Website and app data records
=====

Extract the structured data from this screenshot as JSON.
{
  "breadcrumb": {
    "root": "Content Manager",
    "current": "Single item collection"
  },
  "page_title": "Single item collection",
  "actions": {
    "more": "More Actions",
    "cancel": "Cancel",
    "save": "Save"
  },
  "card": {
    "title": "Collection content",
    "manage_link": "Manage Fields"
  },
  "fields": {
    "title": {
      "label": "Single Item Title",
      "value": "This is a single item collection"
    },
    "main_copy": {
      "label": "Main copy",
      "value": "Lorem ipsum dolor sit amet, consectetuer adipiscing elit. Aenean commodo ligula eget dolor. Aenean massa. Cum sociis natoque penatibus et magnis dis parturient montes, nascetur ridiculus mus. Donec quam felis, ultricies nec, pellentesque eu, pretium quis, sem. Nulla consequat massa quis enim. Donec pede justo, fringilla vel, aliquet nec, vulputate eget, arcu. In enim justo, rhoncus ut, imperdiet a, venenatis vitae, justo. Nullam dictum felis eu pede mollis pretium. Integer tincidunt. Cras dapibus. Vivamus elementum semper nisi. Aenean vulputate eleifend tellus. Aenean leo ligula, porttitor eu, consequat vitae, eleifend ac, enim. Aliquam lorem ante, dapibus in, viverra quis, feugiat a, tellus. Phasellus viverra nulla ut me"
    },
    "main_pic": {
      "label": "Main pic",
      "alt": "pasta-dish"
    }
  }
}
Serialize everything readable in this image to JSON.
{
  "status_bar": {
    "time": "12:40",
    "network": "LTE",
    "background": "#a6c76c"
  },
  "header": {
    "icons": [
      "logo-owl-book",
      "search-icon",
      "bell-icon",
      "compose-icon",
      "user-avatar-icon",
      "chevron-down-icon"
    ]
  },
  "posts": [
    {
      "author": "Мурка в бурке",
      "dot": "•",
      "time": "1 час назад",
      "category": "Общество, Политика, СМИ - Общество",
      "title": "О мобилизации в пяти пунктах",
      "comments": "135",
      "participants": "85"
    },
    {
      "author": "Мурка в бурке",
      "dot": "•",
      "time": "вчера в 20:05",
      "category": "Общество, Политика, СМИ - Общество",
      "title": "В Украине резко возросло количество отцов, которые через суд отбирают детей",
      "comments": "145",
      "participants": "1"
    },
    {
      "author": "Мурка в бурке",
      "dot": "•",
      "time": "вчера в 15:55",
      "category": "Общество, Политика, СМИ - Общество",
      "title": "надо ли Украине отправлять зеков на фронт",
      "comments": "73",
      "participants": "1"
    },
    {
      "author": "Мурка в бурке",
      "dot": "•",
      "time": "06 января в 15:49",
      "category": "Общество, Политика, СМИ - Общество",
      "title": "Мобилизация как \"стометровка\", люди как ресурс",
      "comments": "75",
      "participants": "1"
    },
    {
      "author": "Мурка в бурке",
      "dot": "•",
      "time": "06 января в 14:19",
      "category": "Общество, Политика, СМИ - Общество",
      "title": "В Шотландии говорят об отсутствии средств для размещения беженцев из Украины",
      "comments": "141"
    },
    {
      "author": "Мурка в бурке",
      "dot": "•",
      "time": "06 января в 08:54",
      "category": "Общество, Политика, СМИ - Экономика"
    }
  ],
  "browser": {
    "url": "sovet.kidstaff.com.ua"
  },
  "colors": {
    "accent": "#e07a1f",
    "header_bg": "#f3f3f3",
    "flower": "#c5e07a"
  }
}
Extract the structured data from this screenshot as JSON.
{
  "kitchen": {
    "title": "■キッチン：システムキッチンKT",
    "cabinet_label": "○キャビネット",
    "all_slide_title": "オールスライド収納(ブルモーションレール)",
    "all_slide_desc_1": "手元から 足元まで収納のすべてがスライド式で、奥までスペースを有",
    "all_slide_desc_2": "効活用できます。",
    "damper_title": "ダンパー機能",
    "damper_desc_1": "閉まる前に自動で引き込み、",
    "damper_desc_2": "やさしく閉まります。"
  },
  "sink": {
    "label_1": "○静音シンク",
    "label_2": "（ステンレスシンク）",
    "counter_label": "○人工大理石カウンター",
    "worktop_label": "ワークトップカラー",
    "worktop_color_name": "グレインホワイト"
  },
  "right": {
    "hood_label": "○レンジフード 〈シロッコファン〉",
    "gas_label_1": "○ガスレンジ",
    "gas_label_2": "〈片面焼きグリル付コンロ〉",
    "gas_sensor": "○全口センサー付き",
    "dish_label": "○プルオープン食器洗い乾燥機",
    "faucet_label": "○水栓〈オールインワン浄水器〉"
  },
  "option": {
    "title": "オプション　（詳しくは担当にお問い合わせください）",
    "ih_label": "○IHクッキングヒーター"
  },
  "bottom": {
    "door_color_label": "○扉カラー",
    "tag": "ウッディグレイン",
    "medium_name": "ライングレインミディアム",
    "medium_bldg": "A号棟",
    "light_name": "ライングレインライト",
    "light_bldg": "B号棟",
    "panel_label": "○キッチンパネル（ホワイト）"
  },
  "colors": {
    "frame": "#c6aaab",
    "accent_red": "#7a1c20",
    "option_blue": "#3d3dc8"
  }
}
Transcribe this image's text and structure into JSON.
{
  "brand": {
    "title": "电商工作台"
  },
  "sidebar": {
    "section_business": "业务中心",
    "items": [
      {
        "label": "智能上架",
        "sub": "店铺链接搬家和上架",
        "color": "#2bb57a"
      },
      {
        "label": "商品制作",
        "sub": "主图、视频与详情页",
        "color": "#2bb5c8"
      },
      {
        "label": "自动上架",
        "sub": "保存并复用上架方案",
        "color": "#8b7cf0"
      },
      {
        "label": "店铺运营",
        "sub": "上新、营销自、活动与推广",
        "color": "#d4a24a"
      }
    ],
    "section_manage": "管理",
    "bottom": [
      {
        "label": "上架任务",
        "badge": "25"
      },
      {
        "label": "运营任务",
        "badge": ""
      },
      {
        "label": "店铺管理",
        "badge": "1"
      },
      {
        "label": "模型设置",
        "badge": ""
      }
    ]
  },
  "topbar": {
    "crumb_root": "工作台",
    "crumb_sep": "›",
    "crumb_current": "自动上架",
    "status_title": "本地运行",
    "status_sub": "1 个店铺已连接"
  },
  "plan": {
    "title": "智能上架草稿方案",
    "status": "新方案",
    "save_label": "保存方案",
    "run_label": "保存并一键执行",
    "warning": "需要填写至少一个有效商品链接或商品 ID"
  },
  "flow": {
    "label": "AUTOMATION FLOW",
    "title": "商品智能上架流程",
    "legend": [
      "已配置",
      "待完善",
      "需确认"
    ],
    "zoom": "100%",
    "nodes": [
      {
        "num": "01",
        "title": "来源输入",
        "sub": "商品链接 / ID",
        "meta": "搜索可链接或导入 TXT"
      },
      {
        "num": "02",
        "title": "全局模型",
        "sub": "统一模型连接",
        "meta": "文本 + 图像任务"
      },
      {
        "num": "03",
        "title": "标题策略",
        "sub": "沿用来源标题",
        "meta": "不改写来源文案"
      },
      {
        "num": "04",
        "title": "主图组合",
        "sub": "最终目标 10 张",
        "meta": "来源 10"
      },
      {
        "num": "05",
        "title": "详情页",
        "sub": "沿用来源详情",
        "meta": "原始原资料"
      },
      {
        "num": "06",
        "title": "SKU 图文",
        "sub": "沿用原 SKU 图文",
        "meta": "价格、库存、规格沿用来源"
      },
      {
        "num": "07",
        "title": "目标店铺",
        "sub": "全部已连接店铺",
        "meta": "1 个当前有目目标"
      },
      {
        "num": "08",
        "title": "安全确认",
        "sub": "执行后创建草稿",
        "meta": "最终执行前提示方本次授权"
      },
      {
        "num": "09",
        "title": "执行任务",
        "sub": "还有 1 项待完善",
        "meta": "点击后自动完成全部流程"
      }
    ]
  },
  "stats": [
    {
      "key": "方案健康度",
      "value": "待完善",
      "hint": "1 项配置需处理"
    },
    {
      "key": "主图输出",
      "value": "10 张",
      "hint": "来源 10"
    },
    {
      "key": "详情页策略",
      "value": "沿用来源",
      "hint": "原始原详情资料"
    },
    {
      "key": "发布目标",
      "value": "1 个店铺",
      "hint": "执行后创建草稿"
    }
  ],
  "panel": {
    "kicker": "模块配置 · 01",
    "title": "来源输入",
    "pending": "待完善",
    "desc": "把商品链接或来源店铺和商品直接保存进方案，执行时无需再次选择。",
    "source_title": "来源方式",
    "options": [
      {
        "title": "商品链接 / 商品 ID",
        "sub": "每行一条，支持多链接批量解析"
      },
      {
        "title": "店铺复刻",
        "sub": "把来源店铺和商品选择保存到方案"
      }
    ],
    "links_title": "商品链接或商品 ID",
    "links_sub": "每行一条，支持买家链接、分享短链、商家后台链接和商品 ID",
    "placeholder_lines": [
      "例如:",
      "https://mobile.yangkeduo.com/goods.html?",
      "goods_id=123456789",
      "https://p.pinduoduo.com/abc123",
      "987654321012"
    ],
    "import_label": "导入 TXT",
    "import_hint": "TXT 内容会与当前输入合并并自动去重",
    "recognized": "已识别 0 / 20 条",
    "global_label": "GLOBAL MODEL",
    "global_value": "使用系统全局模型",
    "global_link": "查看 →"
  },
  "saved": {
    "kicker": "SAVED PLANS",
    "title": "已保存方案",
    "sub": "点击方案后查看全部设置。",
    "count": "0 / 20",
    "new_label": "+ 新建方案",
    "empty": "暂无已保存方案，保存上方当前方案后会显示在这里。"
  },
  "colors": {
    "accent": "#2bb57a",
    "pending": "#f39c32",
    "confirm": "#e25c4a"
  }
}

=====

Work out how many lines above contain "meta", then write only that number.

## WRITTEN ANSWER
9